(Stored data entries)

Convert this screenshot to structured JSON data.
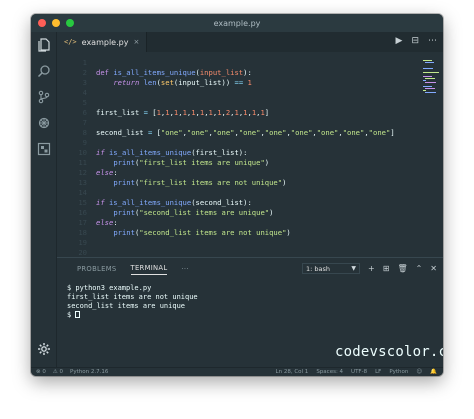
{
  "window": {
    "title": "example.py"
  },
  "tab": {
    "icon_text": "</>",
    "label": "example.py",
    "close": "×"
  },
  "editor_actions": [
    "▶",
    "⊟",
    "⋯"
  ],
  "code_lines": [
    {
      "num": "1",
      "html": ""
    },
    {
      "num": "2",
      "html": "<span style='color:#c792ea'>def</span> <span style='color:#82aaff'>is_all_items_unique</span>(<span style='color:#f78c6c'>input_list</span>):"
    },
    {
      "num": "3",
      "html": "    <span style='color:#c792ea;font-style:italic'>return</span> <span style='color:#82aaff'>len</span>(<span style='color:#ffcb6b'>set</span>(input_list)) <span style='color:#89ddff'>==</span> <span style='color:#f78c6c'>1</span>"
    },
    {
      "num": "4",
      "html": ""
    },
    {
      "num": "5",
      "html": ""
    },
    {
      "num": "6",
      "html": "first_list <span style='color:#89ddff'>=</span> [<span style='color:#f78c6c'>1</span>,<span style='color:#f78c6c'>1</span>,<span style='color:#f78c6c'>1</span>,<span style='color:#f78c6c'>1</span>,<span style='color:#f78c6c'>1</span>,<span style='color:#f78c6c'>1</span>,<span style='color:#f78c6c'>1</span>,<span style='color:#f78c6c'>1</span>,<span style='color:#f78c6c'>2</span>,<span style='color:#f78c6c'>1</span>,<span style='color:#f78c6c'>1</span>,<span style='color:#f78c6c'>1</span>,<span style='color:#f78c6c'>1</span>]"
    },
    {
      "num": "7",
      "html": ""
    },
    {
      "num": "8",
      "html": "second_list <span style='color:#89ddff'>=</span> [<span style='color:#c3e88d'>\"one\"</span>,<span style='color:#c3e88d'>\"one\"</span>,<span style='color:#c3e88d'>\"one\"</span>,<span style='color:#c3e88d'>\"one\"</span>,<span style='color:#c3e88d'>\"one\"</span>,<span style='color:#c3e88d'>\"one\"</span>,<span style='color:#c3e88d'>\"one\"</span>,<span style='color:#c3e88d'>\"one\"</span>,<span style='color:#c3e88d'>\"one\"</span>]"
    },
    {
      "num": "9",
      "html": ""
    },
    {
      "num": "10",
      "html": "<span style='color:#c792ea;font-style:italic'>if</span> <span style='color:#82aaff'>is_all_items_unique</span>(first_list):"
    },
    {
      "num": "11",
      "html": "    <span style='color:#82aaff'>print</span>(<span style='color:#c3e88d'>\"first_list items are unique\"</span>)"
    },
    {
      "num": "12",
      "html": "<span style='color:#c792ea;font-style:italic'>else</span>:"
    },
    {
      "num": "13",
      "html": "    <span style='color:#82aaff'>print</span>(<span style='color:#c3e88d'>\"first_list items are not unique\"</span>)"
    },
    {
      "num": "14",
      "html": ""
    },
    {
      "num": "15",
      "html": "<span style='color:#c792ea;font-style:italic'>if</span> <span style='color:#82aaff'>is_all_items_unique</span>(second_list):"
    },
    {
      "num": "16",
      "html": "    <span style='color:#82aaff'>print</span>(<span style='color:#c3e88d'>\"second_list items are unique\"</span>)"
    },
    {
      "num": "17",
      "html": "<span style='color:#c792ea;font-style:italic'>else</span>:"
    },
    {
      "num": "18",
      "html": "    <span style='color:#82aaff'>print</span>(<span style='color:#c3e88d'>\"second_list items are not unique\"</span>)"
    },
    {
      "num": "19",
      "html": ""
    },
    {
      "num": "20",
      "html": ""
    }
  ],
  "panel": {
    "tabs": [
      "PROBLEMS",
      "TERMINAL",
      "···"
    ],
    "shell": "1: bash",
    "actions": [
      "+",
      "⊞",
      "🗑",
      "⌃",
      "✕"
    ]
  },
  "terminal": {
    "lines": [
      "$ python3 example.py",
      "first_list items are not unique",
      "second_list items are unique"
    ],
    "prompt": "$ "
  },
  "watermark": "codevscolor.com",
  "status": {
    "errors": "⊗ 0",
    "warnings": "⚠ 0",
    "interpreter": "Python 2.7.16",
    "position": "Ln 28, Col 1",
    "spaces": "Spaces: 4",
    "encoding": "UTF-8",
    "eol": "LF",
    "language": "Python",
    "feedback": "☺",
    "bell": "🔔"
  },
  "colors": {
    "background": "#263238",
    "keyword": "#c792ea",
    "function": "#82aaff",
    "string": "#c3e88d",
    "number": "#f78c6c",
    "operator": "#89ddff",
    "builtin": "#ffcb6b"
  }
}
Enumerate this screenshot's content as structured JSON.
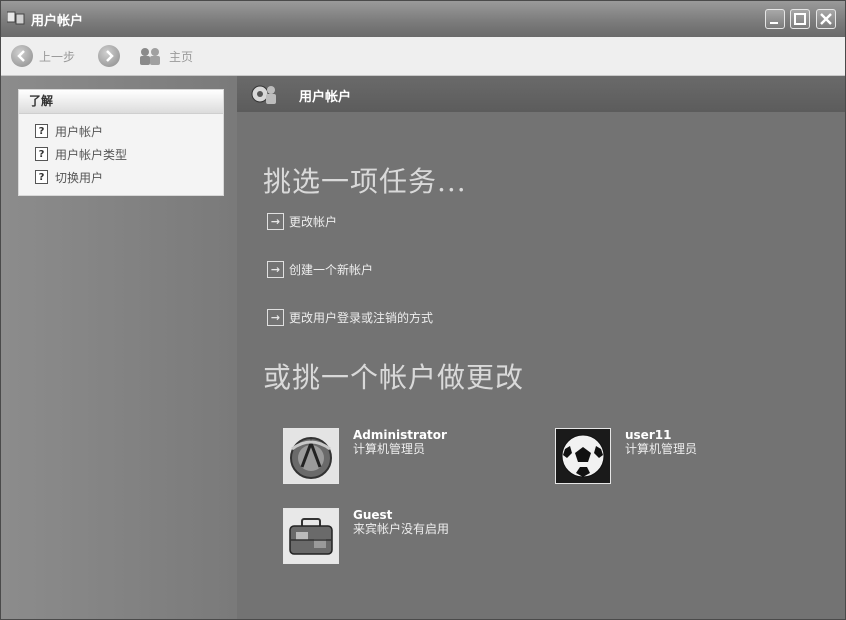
{
  "window": {
    "title": "用户帐户"
  },
  "toolbar": {
    "back_label": "上一步",
    "home_label": "主页"
  },
  "learn": {
    "header": "了解",
    "items": [
      {
        "label": "用户帐户"
      },
      {
        "label": "用户帐户类型"
      },
      {
        "label": "切换用户"
      }
    ]
  },
  "main": {
    "header_title": "用户帐户",
    "task_heading": "挑选一项任务...",
    "tasks": [
      {
        "label": "更改帐户"
      },
      {
        "label": "创建一个新帐户"
      },
      {
        "label": "更改用户登录或注销的方式"
      }
    ],
    "account_heading": "或挑一个帐户做更改",
    "accounts": [
      {
        "name": "Administrator",
        "type": "计算机管理员",
        "avatar": "badge-icon"
      },
      {
        "name": "user11",
        "type": "计算机管理员",
        "avatar": "soccer-ball-icon"
      },
      {
        "name": "Guest",
        "type": "来宾帐户没有启用",
        "avatar": "suitcase-icon"
      }
    ]
  }
}
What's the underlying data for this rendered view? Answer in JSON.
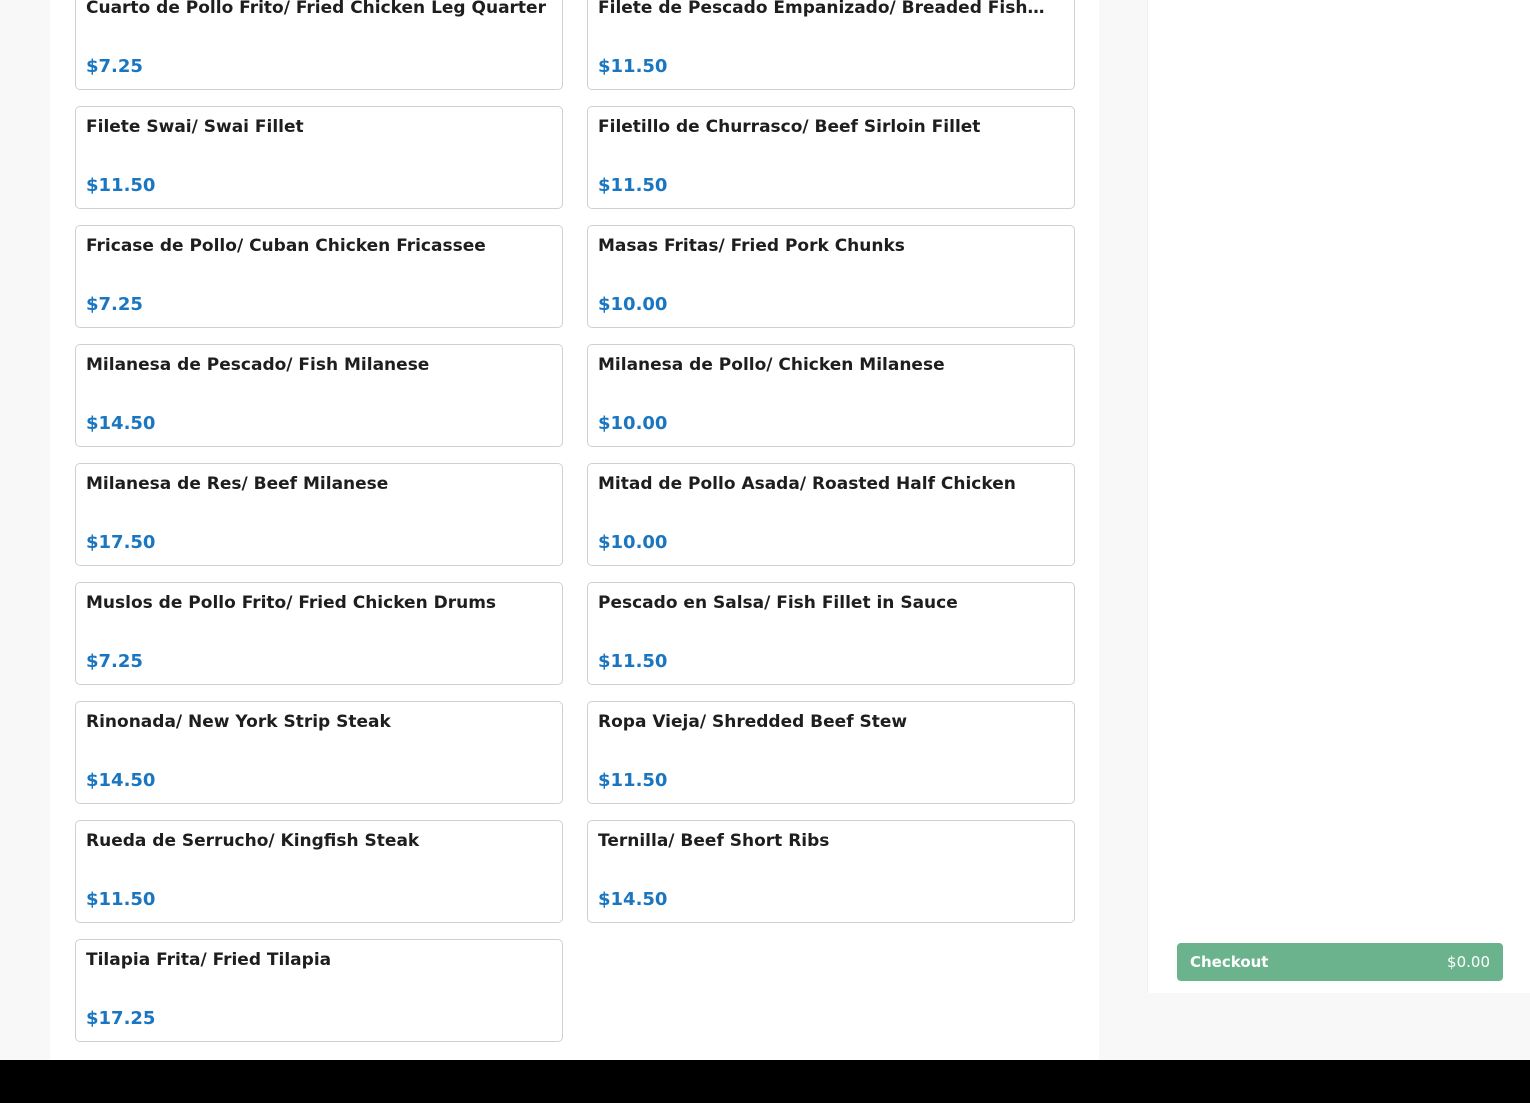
{
  "menu": {
    "items": [
      {
        "name": "Cuarto de Pollo Frito/ Fried Chicken Leg Quarter",
        "price": "$7.25"
      },
      {
        "name": "Filete de Pescado Empanizado/ Breaded Fish…",
        "price": "$11.50"
      },
      {
        "name": "Filete Swai/ Swai Fillet",
        "price": "$11.50"
      },
      {
        "name": "Filetillo de Churrasco/ Beef Sirloin Fillet",
        "price": "$11.50"
      },
      {
        "name": "Fricase de Pollo/ Cuban Chicken Fricassee",
        "price": "$7.25"
      },
      {
        "name": "Masas Fritas/ Fried Pork Chunks",
        "price": "$10.00"
      },
      {
        "name": "Milanesa de Pescado/ Fish Milanese",
        "price": "$14.50"
      },
      {
        "name": "Milanesa de Pollo/ Chicken Milanese",
        "price": "$10.00"
      },
      {
        "name": "Milanesa de Res/ Beef Milanese",
        "price": "$17.50"
      },
      {
        "name": "Mitad de Pollo Asada/ Roasted Half Chicken",
        "price": "$10.00"
      },
      {
        "name": "Muslos de Pollo Frito/ Fried Chicken Drums",
        "price": "$7.25"
      },
      {
        "name": "Pescado en Salsa/ Fish Fillet in Sauce",
        "price": "$11.50"
      },
      {
        "name": "Rinonada/ New York Strip Steak",
        "price": "$14.50"
      },
      {
        "name": "Ropa Vieja/ Shredded Beef Stew",
        "price": "$11.50"
      },
      {
        "name": "Rueda de Serrucho/ Kingfish Steak",
        "price": "$11.50"
      },
      {
        "name": "Ternilla/ Beef Short Ribs",
        "price": "$14.50"
      },
      {
        "name": "Tilapia Frita/ Fried Tilapia",
        "price": "$17.25"
      }
    ]
  },
  "cart": {
    "checkout_label": "Checkout",
    "total": "$0.00"
  },
  "colors": {
    "price": "#1a76c0",
    "checkout": "#6bb38d"
  }
}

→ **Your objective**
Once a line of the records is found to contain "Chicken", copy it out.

→ **Output for this task**
        "name": "Cuarto de Pollo Frito/ Fried Chicken Leg Quarter",
        "name": "Fricase de Pollo/ Cuban Chicken Fricassee",
        "name": "Milanesa de Pollo/ Chicken Milanese",
        "name": "Mitad de Pollo Asada/ Roasted Half Chicken",
        "name": "Muslos de Pollo Frito/ Fried Chicken Drums",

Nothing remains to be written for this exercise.